» What to do
Filter these entries down to lines holding "kind".

-*-

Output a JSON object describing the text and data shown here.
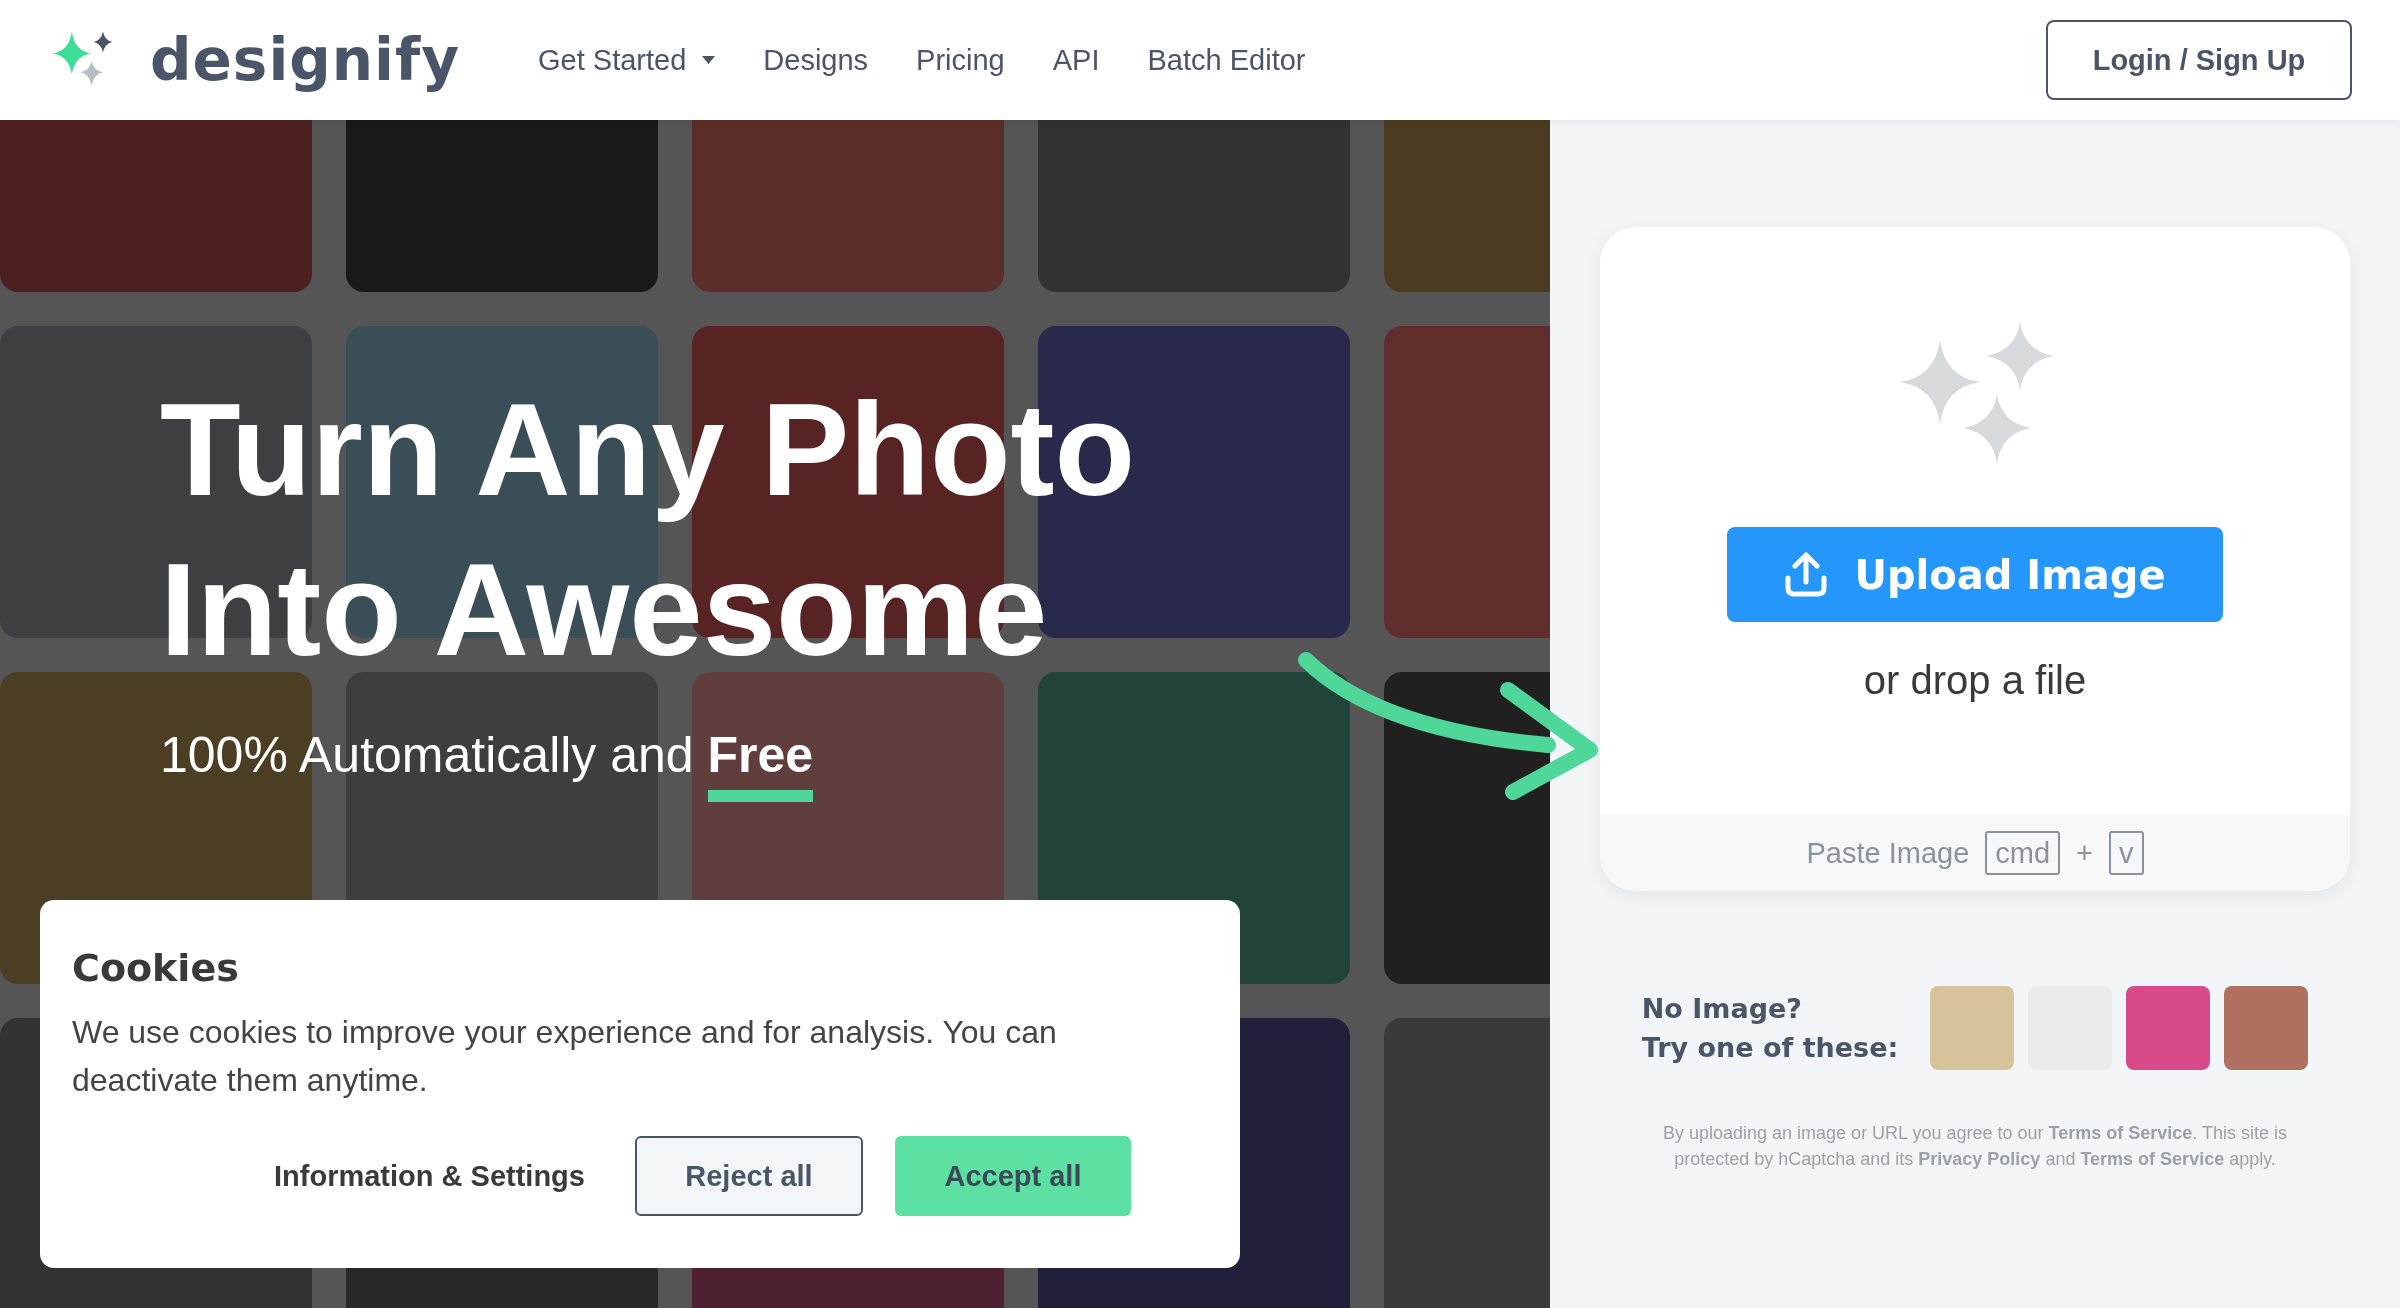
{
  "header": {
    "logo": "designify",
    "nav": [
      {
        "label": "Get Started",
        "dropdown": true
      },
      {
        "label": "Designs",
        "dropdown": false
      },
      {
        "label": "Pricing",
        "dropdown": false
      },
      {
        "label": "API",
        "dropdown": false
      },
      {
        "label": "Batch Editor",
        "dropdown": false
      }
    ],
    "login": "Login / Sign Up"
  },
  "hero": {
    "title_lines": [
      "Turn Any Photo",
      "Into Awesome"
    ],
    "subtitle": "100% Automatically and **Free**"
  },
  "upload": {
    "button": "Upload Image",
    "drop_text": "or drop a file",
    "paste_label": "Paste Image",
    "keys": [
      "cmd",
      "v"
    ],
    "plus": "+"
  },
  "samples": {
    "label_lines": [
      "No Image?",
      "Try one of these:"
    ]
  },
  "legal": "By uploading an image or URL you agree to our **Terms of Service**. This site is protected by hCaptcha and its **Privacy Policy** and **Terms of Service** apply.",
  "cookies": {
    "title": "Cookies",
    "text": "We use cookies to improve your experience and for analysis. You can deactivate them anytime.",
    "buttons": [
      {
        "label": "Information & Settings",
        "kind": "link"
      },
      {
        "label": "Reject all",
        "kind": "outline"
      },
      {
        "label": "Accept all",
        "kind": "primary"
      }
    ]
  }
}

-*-

» Response box
        "kind": "link"
        "kind": "outline"
        "kind": "primary"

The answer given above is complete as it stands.